Presented in the round with the cast sitting with the audience sharing the story as they would with a large group of friends. The only design feature is that all four walls of the space are covered in child-like drawings which feature heavily in the work. The feeling of intimacy that this setup and the performances build was really quite delightful and one has trouble thinking of any other way that this story could be presented.

The cast show skillful-beyond-their-years style, élan and teamwork. This excessively good kind of performance is, of course, now routinely seen in Long Cloud’s productions. While all the performances are all incredibly watch-able and nuanced it would be remiss to not mention Patrick Carroll’s performance as the titular wee prince. A wonderfully pitched evocation of the naivete of childhood that never dipped into laughable ignorance.

Over the 75 minutes or so, Long Cloud weft a wonderful, truly captivating work and one can only hope that it will return for a longer run perhaps in a slightly more refined – design-wise – production.

The Little Prince
wri. Antoine de Saint Exupẻry
dir. Willem Wassenaar
perf. Patrick Carroll, Jack Buchanan, Isabelle Stewart, Ben Crawford, Fran Olds, Jonathan Price, Lucy Suttor, Ngakopa Volkerling and Michael Boyes

At WPAC on 28 & 29 May 2010


About the Author ()

Uther was one of the two arts editors in 2009. He was the horoscopier and theatre writer in 2010. Alongside Elle Hunt, Uther was coeditor in 2011.

Comments (1)

Trackback URL / Comments RSS Feed

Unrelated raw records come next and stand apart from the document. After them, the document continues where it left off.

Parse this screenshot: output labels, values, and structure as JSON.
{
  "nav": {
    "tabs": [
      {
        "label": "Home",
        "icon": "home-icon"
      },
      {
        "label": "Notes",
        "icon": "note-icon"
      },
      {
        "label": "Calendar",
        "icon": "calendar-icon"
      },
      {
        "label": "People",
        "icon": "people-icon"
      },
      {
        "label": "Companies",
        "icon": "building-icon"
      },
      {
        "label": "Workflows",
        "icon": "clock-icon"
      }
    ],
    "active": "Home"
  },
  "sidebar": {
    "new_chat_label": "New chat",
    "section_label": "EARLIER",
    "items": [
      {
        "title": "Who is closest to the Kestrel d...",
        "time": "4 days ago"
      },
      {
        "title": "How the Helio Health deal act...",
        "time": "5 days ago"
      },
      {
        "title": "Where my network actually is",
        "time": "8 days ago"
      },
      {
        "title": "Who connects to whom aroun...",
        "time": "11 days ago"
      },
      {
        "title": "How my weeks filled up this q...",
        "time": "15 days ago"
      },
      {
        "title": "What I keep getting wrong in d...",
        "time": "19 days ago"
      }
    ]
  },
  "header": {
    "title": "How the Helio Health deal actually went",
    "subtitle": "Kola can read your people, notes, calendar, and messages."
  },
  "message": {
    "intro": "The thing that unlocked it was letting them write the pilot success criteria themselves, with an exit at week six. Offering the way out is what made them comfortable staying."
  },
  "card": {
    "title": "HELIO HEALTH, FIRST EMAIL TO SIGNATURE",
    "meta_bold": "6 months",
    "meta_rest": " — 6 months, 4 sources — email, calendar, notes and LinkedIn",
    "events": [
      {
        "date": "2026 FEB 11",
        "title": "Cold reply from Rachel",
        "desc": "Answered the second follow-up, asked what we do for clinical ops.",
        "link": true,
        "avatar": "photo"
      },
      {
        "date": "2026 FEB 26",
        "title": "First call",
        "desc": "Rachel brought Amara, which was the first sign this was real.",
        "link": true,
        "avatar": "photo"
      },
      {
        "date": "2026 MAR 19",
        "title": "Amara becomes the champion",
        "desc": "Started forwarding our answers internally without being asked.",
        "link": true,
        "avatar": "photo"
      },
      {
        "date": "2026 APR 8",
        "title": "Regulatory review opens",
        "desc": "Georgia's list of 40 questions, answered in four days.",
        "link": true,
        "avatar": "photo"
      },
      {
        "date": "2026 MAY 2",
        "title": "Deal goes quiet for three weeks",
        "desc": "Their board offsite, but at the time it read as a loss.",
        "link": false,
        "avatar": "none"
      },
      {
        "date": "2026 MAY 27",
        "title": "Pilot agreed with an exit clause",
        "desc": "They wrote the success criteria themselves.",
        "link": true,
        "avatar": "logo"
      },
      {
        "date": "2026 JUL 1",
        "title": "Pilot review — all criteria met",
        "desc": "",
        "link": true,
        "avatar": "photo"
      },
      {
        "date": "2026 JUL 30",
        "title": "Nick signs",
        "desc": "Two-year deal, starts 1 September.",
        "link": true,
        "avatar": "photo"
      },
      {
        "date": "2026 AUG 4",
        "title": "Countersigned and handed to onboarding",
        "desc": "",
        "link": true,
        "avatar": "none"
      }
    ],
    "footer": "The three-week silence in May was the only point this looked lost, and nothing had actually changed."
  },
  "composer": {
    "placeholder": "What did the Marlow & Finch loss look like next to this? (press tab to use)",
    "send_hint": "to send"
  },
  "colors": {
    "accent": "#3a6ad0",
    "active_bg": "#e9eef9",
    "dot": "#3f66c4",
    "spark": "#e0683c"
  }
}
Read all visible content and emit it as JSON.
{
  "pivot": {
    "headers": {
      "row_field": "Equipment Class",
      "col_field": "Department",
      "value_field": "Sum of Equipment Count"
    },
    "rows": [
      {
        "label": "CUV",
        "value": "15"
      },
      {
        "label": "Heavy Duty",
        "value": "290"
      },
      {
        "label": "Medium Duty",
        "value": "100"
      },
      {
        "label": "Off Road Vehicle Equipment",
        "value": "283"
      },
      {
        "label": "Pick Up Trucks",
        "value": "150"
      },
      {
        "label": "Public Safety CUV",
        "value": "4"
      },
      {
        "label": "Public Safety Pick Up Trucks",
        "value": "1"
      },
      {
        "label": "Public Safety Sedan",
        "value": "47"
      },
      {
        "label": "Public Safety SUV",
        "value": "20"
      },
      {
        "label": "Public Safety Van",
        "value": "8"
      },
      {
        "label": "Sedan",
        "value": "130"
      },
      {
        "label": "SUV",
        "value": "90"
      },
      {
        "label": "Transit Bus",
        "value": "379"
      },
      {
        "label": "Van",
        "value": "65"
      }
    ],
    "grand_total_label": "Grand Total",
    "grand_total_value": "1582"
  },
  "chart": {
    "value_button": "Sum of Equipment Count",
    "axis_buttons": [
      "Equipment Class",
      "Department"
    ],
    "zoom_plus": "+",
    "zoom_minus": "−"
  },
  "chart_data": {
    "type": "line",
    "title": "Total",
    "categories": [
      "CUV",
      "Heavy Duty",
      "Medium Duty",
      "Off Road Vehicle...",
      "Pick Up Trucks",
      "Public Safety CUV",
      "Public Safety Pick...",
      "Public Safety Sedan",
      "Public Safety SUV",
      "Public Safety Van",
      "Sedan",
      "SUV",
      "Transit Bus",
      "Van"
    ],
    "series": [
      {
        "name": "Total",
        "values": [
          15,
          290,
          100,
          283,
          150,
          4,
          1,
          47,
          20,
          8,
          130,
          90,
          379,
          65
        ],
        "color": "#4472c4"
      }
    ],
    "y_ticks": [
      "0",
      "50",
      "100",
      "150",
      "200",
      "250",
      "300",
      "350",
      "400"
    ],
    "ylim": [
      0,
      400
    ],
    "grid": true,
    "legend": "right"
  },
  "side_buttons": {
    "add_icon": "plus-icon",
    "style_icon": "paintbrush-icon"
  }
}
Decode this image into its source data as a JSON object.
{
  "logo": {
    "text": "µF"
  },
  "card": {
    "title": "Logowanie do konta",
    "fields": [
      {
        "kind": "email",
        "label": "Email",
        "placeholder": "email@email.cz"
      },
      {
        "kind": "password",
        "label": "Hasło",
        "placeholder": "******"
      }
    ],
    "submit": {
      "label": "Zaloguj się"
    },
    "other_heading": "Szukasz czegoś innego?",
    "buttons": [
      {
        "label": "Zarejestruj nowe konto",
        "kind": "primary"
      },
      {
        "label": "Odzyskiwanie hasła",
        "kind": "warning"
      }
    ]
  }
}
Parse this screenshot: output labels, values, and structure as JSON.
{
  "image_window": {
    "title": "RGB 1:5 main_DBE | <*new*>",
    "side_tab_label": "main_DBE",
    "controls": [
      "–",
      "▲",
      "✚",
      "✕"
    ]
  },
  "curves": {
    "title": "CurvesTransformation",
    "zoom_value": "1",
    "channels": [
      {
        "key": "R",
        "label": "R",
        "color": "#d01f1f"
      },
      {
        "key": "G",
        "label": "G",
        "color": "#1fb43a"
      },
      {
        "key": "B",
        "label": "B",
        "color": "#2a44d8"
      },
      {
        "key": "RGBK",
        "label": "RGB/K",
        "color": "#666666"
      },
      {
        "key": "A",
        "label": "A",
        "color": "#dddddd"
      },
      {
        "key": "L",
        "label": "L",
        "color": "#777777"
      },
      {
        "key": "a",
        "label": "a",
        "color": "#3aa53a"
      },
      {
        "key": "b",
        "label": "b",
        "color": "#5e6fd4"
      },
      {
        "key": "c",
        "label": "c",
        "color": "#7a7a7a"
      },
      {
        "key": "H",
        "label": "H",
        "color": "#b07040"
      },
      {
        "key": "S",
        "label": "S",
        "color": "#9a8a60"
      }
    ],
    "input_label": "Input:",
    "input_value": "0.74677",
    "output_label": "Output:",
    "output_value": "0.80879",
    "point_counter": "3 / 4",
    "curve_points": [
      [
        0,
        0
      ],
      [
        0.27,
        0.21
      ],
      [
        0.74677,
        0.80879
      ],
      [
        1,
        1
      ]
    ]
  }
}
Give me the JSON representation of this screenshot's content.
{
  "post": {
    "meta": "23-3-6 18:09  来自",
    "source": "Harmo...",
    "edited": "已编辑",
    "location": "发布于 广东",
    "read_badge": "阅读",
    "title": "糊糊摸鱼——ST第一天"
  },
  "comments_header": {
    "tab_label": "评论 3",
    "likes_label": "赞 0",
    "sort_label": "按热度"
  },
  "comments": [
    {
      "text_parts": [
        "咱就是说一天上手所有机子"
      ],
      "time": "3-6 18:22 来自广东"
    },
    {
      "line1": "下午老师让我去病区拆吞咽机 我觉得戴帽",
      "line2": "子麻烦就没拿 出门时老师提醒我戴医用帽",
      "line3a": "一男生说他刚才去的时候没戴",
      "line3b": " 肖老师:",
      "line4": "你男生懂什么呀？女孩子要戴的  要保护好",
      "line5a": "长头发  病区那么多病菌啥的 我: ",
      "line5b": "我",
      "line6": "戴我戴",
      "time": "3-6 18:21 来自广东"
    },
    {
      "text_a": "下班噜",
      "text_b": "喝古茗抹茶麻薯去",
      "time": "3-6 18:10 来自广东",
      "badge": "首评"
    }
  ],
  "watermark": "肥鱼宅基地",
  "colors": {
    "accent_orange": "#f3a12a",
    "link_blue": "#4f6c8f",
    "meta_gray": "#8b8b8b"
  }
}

  1. Electrum Stardust says:

    The King is played by a woman? That’s rather… eccentric.

    Anyway, The Little Prince is absolutely compulsory reading for all human beings- especially adults.

Recent posts

  1. VUW Halls Hiking Fees By 50–80% Next Year
  2. The Stats on Gender Disparities at VUW
  3. Issue 25 – Legacy
  4. Canta Wins Bid for Editorial Independence
  5. RA Speaks Out About Victoria University Hall Death
  6. VUW Hall Death: What We Know So Far
  8. New Normal
  9. Come In, The Door’s Open.
  10. Love in the Time of Face Tattoos

Editor's Pick

Uncomfortable places: skin.

:   Where are you from?  My list was always ready: England, Ireland, Scotland, Wales, puppy dogs’ tails, a little Spanish, maybe German, and—almost as an afterthought—half Samoan. An unwanted fraction.   But you don’t seem like a Samoan. I thought you were [inser

Do you know how to read? Sign up to our Newsletter!

* indicates required